-- Extracted information follows --

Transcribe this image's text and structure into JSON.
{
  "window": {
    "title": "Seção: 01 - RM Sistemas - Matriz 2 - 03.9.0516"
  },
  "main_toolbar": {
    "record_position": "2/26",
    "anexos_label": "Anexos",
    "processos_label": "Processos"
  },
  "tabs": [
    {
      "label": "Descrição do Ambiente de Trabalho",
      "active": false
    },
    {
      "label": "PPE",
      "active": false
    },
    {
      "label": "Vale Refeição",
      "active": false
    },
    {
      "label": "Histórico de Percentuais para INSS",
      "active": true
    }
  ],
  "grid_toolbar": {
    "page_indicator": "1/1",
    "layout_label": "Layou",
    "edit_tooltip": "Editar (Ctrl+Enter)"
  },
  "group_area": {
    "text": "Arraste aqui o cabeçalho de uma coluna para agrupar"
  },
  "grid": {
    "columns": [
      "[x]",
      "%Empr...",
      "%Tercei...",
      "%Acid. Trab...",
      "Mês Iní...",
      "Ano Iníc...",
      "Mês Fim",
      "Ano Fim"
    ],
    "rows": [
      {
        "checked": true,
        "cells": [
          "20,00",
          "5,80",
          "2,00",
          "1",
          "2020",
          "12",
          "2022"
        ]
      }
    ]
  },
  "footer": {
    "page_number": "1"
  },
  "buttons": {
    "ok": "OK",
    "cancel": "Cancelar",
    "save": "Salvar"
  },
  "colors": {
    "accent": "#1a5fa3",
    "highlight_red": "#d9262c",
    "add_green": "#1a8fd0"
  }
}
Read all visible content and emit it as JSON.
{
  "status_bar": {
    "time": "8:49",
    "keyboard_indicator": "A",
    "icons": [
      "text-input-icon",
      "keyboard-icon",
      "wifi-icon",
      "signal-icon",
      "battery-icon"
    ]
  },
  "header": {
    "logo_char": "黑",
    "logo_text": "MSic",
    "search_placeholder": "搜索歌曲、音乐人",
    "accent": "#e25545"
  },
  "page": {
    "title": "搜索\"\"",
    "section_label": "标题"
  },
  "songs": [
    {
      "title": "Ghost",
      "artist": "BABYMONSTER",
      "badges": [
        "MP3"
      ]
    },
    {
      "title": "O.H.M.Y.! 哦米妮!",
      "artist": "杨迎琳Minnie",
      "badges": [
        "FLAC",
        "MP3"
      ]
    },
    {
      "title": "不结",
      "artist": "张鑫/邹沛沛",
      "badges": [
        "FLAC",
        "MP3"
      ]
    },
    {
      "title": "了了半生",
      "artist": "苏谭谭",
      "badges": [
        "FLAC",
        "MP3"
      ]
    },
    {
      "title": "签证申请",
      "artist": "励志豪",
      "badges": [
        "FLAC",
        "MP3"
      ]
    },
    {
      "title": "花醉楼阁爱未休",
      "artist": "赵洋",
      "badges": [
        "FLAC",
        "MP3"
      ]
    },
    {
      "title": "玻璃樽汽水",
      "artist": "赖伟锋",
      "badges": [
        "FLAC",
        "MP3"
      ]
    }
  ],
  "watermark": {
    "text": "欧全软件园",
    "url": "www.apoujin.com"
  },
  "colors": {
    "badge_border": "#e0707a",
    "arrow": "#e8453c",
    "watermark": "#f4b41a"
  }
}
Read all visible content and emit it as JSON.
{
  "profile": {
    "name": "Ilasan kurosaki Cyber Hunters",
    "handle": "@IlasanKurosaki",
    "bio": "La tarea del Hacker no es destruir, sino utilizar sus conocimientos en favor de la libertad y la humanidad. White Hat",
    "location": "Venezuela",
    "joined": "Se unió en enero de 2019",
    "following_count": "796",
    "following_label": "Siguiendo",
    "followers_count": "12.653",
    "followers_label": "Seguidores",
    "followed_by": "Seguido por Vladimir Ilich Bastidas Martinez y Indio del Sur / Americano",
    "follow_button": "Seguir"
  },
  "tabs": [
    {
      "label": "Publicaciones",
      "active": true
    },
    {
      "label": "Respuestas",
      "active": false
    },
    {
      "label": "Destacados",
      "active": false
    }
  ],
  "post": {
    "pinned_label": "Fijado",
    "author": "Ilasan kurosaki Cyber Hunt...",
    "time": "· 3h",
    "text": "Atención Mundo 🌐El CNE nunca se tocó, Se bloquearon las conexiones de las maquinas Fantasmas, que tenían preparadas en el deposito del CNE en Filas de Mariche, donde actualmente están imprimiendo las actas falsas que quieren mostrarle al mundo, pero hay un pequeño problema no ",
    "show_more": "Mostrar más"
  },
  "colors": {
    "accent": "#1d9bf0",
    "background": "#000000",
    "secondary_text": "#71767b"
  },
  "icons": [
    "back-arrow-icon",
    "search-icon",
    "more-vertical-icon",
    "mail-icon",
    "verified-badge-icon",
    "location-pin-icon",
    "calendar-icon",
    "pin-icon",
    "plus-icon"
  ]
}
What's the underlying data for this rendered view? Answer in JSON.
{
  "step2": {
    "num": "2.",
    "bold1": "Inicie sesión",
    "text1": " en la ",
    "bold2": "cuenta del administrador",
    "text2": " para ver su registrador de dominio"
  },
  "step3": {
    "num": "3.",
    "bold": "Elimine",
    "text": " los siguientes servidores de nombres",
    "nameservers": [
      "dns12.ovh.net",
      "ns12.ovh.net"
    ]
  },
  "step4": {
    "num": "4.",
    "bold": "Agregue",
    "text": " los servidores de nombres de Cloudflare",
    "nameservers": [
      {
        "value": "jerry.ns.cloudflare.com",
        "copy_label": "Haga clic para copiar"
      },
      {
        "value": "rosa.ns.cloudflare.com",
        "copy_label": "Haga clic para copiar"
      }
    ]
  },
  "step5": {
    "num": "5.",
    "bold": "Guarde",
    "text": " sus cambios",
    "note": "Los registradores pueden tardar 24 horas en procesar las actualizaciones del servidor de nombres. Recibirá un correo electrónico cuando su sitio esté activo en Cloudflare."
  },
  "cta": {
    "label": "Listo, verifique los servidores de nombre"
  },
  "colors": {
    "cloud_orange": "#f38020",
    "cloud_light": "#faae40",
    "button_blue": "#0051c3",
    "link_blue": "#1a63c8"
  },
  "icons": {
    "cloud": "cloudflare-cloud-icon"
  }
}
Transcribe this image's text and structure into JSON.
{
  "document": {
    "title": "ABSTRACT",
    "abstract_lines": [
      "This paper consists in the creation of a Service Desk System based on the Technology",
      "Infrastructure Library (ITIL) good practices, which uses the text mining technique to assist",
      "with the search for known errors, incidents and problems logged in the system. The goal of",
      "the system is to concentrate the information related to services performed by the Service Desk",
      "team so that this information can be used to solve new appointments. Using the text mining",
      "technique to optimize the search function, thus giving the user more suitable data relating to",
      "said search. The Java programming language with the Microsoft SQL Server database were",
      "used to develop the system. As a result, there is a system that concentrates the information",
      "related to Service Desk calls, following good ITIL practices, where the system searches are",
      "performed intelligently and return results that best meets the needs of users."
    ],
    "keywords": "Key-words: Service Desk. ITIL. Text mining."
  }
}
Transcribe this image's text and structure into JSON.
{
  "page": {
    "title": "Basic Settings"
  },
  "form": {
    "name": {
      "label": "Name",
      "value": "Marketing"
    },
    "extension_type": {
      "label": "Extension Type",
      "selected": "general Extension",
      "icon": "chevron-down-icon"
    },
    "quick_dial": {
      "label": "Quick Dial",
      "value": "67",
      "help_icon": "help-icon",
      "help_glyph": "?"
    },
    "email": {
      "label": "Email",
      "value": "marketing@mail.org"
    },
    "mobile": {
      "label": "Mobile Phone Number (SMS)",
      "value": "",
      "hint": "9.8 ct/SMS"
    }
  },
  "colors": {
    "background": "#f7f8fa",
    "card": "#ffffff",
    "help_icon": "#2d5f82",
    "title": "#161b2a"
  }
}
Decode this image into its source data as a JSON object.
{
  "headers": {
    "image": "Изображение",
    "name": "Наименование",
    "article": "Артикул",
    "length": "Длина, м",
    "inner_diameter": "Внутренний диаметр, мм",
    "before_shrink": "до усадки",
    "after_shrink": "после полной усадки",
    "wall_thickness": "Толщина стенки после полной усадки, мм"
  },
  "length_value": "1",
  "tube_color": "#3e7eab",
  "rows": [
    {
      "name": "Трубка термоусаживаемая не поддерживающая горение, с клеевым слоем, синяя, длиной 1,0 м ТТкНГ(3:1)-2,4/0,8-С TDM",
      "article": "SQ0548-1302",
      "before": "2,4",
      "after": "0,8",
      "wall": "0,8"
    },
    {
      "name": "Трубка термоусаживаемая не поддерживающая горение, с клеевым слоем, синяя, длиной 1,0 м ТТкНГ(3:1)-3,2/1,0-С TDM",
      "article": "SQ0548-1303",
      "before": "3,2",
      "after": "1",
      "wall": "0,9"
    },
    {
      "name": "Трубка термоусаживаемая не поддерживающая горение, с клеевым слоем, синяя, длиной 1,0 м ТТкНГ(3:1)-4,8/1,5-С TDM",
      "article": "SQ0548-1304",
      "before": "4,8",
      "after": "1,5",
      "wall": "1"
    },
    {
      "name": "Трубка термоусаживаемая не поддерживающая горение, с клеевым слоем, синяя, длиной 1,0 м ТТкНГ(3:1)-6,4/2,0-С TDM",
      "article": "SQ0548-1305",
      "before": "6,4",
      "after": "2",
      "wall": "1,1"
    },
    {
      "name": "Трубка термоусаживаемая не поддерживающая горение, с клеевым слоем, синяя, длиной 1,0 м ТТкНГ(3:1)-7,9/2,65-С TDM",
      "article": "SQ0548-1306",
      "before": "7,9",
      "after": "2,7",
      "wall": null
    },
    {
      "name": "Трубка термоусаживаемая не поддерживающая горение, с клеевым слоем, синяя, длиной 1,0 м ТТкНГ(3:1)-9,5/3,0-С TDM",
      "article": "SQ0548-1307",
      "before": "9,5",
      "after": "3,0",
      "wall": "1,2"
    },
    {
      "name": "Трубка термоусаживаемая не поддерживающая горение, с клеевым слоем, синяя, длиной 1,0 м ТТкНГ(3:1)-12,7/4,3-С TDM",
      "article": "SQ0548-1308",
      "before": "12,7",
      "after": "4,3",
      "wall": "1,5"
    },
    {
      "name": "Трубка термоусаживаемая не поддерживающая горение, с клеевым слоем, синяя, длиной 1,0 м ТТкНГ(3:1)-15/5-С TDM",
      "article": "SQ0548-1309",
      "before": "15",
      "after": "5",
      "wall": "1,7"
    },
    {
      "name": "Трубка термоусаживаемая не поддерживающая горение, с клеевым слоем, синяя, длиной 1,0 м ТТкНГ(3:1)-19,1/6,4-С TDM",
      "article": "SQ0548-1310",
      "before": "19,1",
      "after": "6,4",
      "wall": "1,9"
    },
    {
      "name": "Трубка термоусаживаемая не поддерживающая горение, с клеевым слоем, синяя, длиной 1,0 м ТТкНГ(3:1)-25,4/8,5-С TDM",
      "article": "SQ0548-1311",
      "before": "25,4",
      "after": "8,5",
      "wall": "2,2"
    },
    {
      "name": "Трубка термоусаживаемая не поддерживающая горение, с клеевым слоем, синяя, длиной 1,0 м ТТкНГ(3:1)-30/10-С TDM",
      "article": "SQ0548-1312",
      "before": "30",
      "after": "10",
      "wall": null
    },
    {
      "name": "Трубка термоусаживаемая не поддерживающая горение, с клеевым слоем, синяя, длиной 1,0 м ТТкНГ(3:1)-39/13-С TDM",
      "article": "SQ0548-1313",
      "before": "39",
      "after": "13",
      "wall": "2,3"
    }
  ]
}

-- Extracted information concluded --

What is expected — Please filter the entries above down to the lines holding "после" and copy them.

Your response —
    "after_shrink": "после полной усадки",
    "wall_thickness": "Толщина стенки после полной усадки, мм"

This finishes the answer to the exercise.